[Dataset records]
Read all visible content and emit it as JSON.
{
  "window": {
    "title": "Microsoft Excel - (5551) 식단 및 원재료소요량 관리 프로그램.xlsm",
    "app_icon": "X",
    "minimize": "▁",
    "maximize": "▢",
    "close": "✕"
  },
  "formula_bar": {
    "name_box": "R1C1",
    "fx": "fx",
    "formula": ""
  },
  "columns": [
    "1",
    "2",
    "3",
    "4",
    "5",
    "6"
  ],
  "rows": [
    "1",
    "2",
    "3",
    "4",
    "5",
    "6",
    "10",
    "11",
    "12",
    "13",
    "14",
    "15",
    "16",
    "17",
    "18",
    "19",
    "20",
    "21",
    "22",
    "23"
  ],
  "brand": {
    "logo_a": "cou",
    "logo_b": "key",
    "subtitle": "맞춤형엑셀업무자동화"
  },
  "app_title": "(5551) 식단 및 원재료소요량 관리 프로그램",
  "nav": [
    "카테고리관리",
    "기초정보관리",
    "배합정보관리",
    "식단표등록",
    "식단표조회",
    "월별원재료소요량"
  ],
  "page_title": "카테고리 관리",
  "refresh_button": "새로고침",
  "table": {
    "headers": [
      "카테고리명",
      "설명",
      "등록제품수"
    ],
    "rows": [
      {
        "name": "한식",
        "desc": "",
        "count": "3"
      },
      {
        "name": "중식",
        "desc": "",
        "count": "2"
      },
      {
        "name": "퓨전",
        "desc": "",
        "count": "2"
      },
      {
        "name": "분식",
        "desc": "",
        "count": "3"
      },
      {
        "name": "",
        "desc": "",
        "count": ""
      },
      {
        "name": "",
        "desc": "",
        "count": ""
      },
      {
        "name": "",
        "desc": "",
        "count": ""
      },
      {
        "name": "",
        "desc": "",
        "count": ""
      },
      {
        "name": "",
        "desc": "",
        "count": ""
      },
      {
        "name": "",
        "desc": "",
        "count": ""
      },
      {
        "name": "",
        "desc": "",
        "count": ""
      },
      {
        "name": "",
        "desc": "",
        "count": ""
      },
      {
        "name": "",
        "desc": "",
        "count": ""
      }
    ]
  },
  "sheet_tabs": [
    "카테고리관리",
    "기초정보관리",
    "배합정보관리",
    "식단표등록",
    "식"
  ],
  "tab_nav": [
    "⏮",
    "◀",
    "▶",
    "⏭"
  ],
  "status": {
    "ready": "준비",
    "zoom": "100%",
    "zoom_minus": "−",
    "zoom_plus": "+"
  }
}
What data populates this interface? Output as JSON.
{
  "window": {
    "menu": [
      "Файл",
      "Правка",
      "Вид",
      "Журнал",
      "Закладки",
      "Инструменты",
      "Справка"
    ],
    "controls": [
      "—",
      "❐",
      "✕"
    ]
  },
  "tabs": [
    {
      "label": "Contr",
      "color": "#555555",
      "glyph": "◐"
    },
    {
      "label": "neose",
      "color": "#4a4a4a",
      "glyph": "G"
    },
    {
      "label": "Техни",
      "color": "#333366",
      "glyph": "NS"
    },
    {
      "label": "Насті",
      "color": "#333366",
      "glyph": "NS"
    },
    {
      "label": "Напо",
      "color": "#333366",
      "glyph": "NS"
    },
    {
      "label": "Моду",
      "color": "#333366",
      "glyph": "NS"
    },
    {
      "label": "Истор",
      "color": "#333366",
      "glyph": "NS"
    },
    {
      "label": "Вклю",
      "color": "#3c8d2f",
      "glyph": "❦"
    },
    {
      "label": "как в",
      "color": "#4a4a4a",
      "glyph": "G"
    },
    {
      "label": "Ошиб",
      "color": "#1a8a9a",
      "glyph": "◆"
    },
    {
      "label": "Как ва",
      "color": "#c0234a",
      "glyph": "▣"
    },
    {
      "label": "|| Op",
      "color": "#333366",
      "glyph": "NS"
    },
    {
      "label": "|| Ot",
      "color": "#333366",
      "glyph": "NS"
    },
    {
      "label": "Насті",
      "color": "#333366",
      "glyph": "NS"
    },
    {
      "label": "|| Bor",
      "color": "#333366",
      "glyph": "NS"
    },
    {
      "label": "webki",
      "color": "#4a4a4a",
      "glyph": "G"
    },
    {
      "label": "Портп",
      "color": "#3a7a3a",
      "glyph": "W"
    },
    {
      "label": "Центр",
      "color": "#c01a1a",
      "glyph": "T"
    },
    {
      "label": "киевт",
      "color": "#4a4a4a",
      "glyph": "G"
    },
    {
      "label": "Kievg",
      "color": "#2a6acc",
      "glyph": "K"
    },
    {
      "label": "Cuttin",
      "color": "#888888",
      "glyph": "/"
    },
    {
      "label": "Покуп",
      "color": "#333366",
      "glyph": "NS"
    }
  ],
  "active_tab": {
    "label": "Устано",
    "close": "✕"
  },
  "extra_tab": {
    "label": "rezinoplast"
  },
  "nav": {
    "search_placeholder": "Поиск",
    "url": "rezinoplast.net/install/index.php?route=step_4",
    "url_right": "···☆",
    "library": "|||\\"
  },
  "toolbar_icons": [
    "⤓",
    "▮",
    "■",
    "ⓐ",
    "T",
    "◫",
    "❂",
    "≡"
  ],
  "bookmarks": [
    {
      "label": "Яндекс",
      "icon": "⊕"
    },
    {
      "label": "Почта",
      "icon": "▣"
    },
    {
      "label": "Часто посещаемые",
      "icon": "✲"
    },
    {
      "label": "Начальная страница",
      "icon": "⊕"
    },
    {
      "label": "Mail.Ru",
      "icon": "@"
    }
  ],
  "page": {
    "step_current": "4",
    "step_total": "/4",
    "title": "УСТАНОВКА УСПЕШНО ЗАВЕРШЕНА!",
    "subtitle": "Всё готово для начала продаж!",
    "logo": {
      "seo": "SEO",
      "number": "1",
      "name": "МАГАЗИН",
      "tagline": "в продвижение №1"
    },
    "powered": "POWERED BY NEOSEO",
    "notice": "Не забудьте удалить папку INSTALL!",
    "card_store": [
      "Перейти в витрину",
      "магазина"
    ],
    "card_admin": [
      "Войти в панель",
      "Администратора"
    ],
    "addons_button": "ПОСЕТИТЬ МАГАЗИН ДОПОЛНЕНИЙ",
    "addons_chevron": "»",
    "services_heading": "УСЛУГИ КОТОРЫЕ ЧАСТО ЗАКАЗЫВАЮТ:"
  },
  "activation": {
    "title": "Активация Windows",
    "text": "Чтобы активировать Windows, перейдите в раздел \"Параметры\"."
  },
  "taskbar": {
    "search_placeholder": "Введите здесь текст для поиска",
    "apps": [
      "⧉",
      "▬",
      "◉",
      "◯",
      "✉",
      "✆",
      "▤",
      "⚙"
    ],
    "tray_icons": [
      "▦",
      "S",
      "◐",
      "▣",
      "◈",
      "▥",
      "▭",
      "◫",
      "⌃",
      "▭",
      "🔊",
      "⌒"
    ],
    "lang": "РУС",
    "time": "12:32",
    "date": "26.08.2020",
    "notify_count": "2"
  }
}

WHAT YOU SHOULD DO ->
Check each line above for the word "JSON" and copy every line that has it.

TASK OUTPUT ->
Read all visible content and emit it as JSON.
What data populates this interface? Output as JSON.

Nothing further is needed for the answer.